RECORDS FOR THE TASK START

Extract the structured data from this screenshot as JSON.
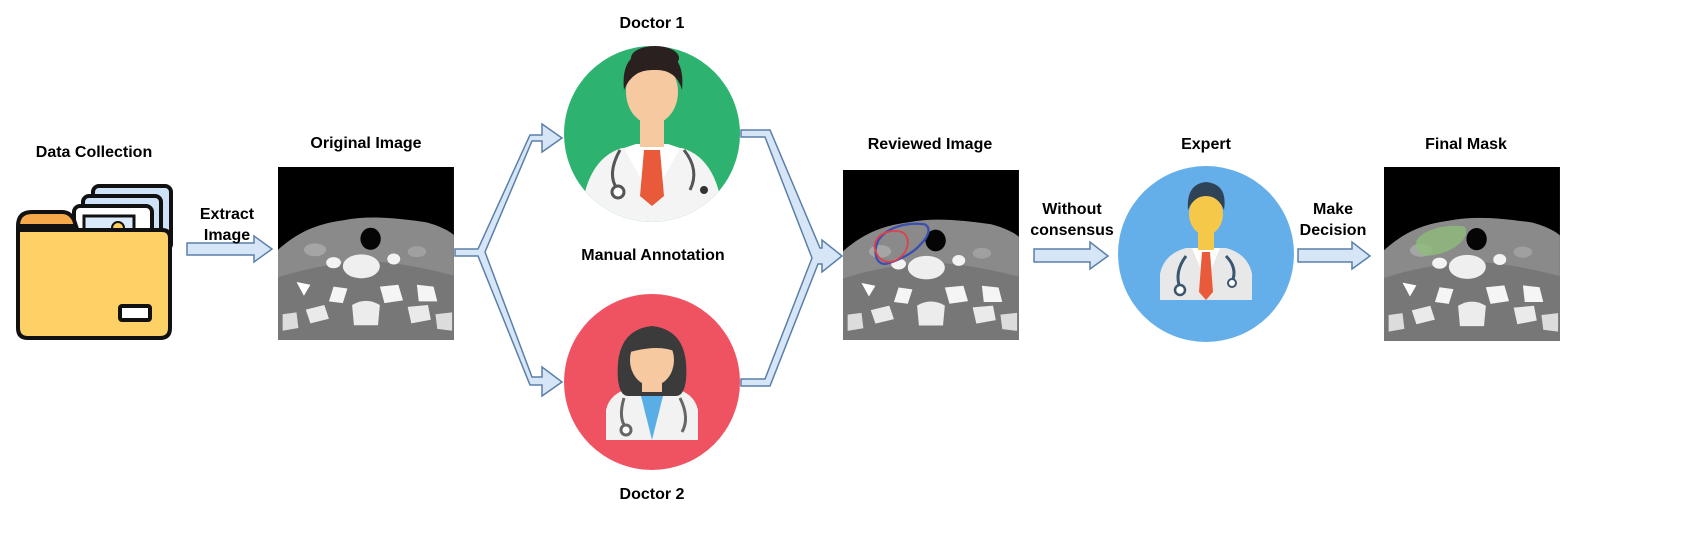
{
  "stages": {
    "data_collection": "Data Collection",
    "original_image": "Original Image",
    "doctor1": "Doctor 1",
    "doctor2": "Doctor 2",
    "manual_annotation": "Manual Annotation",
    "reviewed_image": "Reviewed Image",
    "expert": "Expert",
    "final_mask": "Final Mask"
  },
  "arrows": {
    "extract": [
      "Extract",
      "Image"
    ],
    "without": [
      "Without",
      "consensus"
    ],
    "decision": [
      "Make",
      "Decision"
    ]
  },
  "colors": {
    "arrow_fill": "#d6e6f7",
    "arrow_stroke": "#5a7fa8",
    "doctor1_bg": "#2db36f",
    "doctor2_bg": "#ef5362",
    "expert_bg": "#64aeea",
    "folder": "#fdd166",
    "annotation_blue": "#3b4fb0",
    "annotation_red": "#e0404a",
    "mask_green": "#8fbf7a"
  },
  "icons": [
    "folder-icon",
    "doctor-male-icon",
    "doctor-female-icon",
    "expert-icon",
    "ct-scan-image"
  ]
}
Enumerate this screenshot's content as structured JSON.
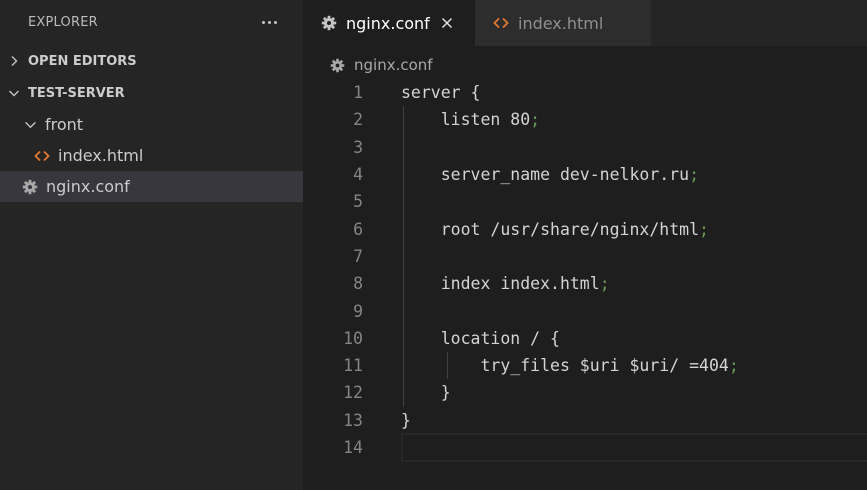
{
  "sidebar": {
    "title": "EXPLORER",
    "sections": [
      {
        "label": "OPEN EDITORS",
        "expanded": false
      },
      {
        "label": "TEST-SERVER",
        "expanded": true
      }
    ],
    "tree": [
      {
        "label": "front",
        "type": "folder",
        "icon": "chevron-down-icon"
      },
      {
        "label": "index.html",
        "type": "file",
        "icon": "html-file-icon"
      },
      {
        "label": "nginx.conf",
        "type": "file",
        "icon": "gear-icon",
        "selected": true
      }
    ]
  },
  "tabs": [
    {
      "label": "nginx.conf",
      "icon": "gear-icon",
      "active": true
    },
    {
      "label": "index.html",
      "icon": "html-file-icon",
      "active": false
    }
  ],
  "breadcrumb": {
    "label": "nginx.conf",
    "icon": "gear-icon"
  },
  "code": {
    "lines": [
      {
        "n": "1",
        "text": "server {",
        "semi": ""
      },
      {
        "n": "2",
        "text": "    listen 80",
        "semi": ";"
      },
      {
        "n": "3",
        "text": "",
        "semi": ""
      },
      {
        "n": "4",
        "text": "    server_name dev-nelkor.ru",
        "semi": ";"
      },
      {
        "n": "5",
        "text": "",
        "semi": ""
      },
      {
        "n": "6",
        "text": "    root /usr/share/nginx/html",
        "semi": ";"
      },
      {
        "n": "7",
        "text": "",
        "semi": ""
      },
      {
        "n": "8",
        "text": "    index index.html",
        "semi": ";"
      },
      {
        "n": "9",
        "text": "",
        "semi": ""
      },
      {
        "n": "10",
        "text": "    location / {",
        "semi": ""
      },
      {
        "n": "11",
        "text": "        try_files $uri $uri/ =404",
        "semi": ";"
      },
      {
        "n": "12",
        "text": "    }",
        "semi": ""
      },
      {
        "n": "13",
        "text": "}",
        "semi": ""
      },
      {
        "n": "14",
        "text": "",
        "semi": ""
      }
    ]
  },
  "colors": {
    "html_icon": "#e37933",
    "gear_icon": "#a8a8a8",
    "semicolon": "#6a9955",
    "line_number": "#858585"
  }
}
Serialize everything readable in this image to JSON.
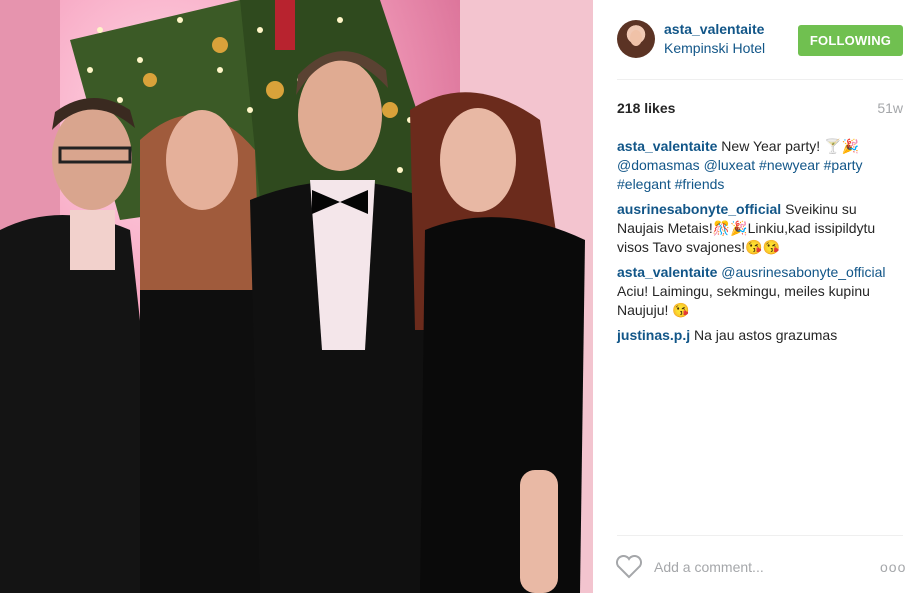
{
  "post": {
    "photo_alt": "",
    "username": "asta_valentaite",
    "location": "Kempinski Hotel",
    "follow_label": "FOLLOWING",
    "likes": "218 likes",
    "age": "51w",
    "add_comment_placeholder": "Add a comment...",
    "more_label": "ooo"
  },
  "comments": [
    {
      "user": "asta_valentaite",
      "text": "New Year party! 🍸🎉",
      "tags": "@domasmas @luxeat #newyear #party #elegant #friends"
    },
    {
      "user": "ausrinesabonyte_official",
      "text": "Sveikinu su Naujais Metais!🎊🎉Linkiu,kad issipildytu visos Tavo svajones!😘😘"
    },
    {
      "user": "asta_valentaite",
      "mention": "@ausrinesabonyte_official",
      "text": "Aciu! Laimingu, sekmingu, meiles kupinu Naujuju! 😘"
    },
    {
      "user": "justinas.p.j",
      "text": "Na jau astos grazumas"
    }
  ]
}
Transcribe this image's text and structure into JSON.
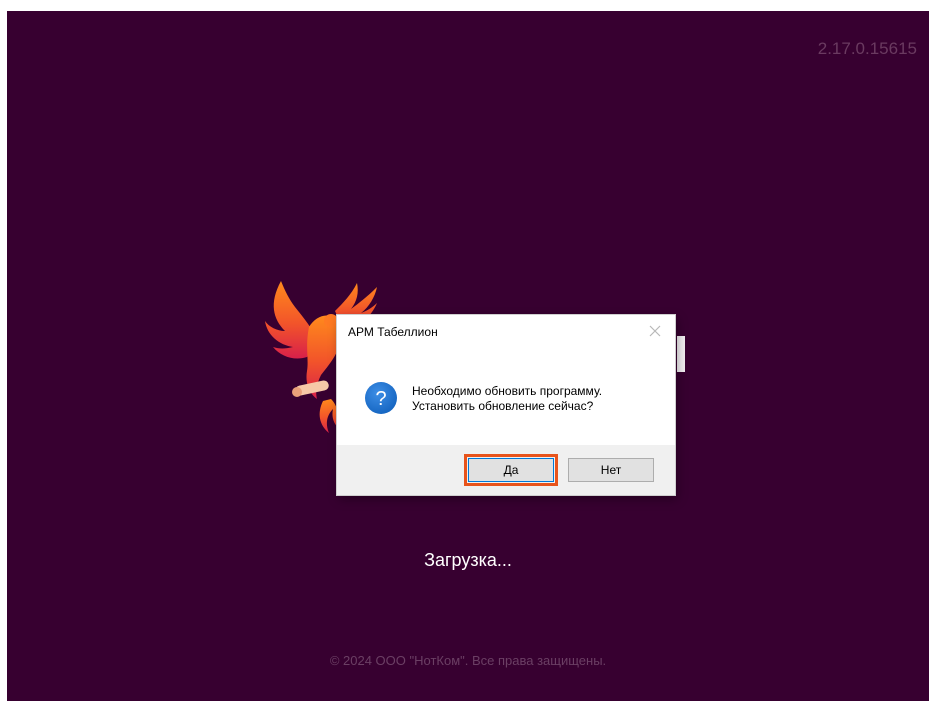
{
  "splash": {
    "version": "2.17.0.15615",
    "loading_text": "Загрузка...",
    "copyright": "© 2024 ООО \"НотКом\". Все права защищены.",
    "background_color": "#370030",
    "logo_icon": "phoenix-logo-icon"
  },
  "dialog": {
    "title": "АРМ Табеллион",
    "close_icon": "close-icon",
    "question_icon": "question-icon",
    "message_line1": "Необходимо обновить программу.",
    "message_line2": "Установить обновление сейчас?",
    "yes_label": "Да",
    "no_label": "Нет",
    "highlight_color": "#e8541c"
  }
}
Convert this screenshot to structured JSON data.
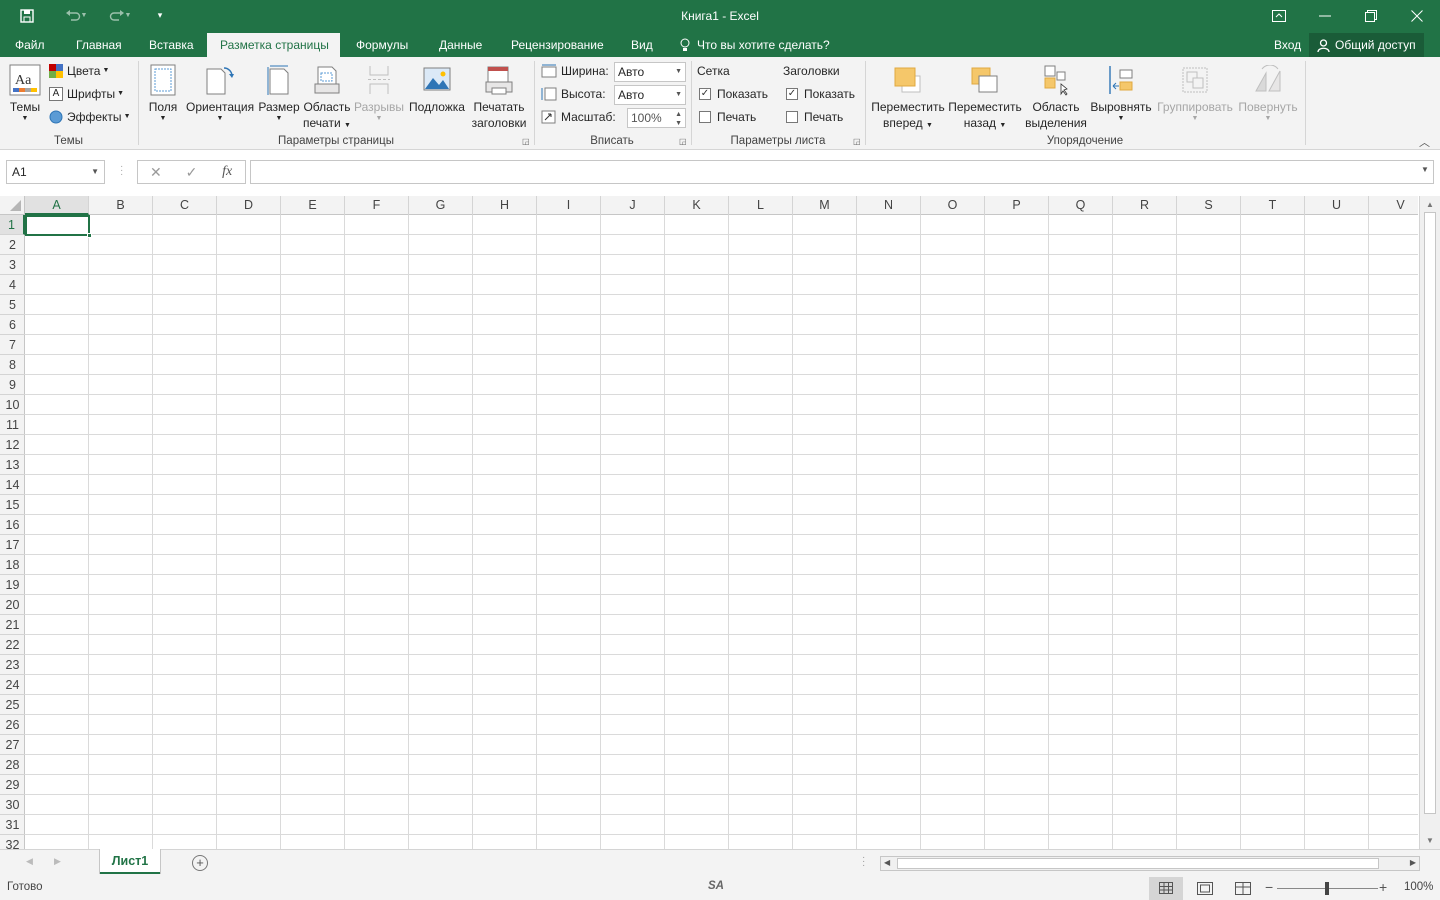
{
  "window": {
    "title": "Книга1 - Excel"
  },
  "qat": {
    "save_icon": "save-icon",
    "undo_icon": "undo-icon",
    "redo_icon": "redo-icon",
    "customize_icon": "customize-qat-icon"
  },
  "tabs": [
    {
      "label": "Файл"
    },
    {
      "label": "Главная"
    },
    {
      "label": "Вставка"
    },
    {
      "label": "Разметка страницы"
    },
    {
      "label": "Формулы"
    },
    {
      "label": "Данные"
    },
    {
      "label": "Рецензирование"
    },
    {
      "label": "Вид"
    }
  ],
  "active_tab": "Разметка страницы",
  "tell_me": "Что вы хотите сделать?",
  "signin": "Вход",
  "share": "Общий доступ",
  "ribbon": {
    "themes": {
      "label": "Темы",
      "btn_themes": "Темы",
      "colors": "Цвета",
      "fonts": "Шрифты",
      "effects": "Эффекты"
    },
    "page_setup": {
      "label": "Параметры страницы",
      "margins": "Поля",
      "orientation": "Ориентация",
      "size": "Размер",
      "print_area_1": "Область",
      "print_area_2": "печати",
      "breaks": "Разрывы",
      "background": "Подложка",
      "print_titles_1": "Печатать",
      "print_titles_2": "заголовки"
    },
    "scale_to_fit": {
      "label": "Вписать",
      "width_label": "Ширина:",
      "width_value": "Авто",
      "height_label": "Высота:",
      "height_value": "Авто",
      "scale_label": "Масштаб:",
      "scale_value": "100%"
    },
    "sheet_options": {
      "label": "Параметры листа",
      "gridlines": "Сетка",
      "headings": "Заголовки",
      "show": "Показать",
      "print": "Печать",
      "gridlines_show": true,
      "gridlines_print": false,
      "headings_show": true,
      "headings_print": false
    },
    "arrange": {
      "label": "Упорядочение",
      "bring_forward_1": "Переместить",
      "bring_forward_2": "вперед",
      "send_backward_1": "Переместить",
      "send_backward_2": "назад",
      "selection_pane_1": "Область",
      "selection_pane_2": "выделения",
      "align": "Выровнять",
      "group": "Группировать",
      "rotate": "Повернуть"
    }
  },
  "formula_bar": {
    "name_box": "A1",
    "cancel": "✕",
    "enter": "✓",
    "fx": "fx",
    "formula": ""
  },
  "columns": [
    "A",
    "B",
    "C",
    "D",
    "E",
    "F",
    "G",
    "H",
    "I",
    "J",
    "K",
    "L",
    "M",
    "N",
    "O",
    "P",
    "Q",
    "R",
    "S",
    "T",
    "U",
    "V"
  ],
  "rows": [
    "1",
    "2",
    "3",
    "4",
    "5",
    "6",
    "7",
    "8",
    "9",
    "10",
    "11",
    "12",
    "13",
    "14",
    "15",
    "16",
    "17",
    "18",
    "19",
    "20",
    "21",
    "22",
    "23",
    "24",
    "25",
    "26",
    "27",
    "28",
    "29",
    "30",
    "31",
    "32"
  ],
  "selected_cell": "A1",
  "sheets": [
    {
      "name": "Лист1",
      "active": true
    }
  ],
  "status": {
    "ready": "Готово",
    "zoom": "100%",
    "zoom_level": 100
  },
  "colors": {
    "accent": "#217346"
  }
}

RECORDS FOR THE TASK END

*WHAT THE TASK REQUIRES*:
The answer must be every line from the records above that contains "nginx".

*ANSWER TO THIS TASK*:
        "label": "nginx.conf",
      "label": "nginx.conf",
    "label": "nginx.conf",
        "text": "    root /usr/share/nginx/html",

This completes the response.